■ Data for review:
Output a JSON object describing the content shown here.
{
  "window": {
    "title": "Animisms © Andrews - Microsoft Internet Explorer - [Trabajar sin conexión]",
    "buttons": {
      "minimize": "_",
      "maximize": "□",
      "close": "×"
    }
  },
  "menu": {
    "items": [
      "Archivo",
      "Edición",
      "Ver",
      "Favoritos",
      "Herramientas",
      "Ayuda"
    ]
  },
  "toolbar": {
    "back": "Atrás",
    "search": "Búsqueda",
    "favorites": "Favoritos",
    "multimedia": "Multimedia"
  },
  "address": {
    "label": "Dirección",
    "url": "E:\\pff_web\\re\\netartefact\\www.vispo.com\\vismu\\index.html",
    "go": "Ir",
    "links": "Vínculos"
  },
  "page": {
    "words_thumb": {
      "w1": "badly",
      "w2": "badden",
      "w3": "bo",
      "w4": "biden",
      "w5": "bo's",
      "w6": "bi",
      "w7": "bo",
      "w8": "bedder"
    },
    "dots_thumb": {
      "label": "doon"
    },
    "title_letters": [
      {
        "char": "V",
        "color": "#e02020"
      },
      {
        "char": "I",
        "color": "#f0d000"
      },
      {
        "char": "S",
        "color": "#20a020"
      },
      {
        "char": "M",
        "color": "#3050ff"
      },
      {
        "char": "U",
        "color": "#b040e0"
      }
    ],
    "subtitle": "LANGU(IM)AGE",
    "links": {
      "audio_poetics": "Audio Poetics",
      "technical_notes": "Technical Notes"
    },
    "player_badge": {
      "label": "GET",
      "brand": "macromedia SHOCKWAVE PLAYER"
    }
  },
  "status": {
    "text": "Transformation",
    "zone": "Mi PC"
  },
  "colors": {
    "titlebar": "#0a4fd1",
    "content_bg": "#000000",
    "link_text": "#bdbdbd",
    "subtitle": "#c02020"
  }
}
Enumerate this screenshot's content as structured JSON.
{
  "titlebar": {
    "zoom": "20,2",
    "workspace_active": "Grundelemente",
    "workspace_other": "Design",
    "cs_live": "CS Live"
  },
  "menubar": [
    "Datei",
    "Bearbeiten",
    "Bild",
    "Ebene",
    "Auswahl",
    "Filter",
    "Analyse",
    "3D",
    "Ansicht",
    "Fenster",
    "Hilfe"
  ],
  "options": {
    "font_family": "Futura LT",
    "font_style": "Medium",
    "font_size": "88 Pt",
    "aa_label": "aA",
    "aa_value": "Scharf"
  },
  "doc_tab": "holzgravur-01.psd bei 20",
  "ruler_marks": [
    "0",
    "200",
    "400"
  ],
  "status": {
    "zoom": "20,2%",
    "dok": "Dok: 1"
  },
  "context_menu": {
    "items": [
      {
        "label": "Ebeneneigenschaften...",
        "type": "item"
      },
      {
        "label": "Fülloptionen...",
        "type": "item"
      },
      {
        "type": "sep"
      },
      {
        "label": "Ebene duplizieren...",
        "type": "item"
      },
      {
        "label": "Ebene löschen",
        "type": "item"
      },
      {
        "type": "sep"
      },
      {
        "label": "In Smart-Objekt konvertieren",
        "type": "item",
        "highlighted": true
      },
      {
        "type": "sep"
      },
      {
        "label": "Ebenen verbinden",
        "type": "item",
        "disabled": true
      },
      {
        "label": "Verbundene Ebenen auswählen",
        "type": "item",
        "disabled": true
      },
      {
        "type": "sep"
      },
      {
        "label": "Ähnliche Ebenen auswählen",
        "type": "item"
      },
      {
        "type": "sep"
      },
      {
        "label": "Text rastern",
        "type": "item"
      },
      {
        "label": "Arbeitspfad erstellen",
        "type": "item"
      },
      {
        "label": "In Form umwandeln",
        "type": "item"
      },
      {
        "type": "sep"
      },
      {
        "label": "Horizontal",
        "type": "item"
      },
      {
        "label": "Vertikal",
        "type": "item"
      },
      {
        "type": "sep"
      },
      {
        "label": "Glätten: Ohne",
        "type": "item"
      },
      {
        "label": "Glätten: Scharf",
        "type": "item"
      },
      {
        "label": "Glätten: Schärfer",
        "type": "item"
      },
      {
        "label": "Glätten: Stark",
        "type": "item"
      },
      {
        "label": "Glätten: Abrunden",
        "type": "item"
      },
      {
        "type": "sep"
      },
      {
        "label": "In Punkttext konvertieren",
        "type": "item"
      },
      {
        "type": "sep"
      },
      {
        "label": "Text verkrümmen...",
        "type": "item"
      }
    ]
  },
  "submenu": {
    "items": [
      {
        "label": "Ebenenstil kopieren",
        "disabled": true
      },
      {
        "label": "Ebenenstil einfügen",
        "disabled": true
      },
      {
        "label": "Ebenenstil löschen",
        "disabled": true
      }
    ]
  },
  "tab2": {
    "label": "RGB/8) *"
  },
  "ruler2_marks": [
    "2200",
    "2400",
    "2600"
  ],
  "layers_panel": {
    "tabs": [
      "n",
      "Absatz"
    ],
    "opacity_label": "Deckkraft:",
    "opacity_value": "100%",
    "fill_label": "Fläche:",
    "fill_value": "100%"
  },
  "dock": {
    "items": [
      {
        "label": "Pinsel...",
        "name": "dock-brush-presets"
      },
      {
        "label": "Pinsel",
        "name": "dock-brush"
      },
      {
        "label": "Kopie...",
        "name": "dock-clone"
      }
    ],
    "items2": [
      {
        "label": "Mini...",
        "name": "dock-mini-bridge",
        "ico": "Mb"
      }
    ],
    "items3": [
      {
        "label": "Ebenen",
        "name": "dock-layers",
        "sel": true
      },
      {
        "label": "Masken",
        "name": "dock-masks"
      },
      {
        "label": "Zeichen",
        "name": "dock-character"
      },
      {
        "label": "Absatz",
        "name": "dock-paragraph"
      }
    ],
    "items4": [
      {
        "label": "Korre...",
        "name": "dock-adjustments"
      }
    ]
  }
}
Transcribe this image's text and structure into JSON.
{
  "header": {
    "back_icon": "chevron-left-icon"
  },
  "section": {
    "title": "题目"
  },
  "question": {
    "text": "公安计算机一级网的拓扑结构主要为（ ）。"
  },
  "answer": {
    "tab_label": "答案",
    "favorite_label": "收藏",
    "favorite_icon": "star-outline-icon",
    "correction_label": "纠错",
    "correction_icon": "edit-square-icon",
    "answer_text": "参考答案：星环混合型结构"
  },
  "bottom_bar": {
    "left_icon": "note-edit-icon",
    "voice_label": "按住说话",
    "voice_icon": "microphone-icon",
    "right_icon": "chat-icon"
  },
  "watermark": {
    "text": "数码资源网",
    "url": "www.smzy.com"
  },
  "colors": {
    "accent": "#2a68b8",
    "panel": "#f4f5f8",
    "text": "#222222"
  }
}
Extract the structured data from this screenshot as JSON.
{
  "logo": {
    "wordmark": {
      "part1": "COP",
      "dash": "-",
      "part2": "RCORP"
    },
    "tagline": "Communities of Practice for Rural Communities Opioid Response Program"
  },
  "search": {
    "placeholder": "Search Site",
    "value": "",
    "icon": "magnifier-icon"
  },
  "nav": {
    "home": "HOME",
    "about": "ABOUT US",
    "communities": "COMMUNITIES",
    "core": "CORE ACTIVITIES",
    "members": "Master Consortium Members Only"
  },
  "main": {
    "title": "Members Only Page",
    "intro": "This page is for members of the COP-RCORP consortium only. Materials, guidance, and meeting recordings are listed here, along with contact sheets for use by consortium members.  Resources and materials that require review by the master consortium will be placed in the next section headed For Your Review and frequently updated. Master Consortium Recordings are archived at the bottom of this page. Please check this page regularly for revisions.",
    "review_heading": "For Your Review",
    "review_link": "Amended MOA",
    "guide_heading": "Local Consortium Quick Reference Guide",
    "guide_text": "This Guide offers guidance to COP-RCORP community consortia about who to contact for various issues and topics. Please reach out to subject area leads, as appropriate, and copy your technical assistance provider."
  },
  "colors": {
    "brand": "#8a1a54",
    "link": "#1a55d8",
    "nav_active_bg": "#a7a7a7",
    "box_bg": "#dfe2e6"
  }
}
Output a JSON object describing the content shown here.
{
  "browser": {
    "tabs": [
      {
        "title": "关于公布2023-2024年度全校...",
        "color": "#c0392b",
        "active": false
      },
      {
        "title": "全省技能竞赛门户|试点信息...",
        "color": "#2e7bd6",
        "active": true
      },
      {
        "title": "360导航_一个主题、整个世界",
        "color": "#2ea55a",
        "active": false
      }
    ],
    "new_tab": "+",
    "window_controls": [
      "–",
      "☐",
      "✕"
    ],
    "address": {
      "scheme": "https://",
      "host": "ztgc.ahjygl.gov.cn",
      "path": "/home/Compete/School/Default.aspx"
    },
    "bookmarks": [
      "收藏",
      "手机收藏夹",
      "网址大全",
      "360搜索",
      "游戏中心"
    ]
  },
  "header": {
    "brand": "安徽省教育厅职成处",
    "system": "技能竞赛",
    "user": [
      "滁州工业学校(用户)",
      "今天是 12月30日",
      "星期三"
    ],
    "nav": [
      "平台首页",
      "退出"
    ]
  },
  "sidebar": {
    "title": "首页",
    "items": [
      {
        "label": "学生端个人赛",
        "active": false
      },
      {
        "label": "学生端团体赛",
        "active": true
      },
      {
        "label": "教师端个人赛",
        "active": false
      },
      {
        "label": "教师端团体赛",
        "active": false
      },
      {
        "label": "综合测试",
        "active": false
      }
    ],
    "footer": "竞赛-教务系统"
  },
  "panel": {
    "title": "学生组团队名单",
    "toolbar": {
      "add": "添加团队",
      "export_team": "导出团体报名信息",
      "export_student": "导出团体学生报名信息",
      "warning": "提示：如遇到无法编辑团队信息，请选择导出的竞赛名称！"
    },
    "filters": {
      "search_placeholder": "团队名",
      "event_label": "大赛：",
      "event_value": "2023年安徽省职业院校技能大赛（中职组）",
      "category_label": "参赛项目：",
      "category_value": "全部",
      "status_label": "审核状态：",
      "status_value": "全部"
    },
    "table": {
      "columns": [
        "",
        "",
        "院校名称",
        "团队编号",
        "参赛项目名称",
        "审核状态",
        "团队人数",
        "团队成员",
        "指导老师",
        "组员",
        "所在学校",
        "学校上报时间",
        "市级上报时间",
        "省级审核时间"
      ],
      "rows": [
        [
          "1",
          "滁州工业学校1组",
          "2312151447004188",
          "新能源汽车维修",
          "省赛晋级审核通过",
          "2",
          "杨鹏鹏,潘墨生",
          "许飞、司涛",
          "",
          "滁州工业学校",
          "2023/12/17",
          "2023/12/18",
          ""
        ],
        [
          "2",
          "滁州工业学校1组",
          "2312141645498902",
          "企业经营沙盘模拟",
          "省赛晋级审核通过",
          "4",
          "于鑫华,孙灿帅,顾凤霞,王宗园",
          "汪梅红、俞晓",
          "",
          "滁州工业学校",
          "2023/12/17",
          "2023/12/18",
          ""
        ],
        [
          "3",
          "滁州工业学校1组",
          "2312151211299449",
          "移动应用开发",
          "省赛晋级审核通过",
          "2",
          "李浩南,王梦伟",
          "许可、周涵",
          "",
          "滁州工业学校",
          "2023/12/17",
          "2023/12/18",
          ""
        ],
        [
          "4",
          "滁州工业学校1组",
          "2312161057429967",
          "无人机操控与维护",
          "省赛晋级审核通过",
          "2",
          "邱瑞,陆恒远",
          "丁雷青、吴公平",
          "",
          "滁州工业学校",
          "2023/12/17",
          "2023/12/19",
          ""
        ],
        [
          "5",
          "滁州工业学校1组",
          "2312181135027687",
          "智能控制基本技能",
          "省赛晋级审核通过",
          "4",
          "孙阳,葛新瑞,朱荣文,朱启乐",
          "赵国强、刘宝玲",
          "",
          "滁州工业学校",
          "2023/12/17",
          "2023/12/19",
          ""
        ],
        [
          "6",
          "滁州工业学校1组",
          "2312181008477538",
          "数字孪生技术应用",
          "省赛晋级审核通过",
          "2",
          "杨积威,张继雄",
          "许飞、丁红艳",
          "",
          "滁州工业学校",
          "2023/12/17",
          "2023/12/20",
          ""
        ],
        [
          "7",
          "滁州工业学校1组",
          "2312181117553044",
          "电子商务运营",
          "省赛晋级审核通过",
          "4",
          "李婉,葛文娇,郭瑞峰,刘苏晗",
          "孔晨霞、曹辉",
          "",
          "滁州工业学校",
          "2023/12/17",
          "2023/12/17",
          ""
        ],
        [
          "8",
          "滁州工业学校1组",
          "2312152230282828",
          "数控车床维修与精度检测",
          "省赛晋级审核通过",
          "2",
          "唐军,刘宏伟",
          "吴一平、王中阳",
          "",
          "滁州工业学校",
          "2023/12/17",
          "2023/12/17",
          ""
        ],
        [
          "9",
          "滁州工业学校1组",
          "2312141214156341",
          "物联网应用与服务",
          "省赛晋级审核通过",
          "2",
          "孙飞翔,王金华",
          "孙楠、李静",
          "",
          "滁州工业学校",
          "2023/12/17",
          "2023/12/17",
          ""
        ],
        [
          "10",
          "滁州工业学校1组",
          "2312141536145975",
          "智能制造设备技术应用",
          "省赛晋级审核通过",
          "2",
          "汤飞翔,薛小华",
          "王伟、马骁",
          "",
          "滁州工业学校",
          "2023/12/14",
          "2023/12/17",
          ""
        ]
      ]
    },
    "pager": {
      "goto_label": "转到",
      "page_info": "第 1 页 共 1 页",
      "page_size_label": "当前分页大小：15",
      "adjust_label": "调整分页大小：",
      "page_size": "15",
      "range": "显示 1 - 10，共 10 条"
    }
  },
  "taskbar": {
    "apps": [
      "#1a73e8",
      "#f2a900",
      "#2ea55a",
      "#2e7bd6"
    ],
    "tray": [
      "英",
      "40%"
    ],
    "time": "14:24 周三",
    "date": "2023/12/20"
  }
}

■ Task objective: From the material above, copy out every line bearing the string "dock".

■ Written response:
  "dock": {
        "name": "dock-brush-presets"
        "name": "dock-brush"
        "name": "dock-clone"
        "name": "dock-mini-bridge",
        "name": "dock-layers",
        "name": "dock-masks"
        "name": "dock-character"
        "name": "dock-paragraph"
        "name": "dock-adjustments"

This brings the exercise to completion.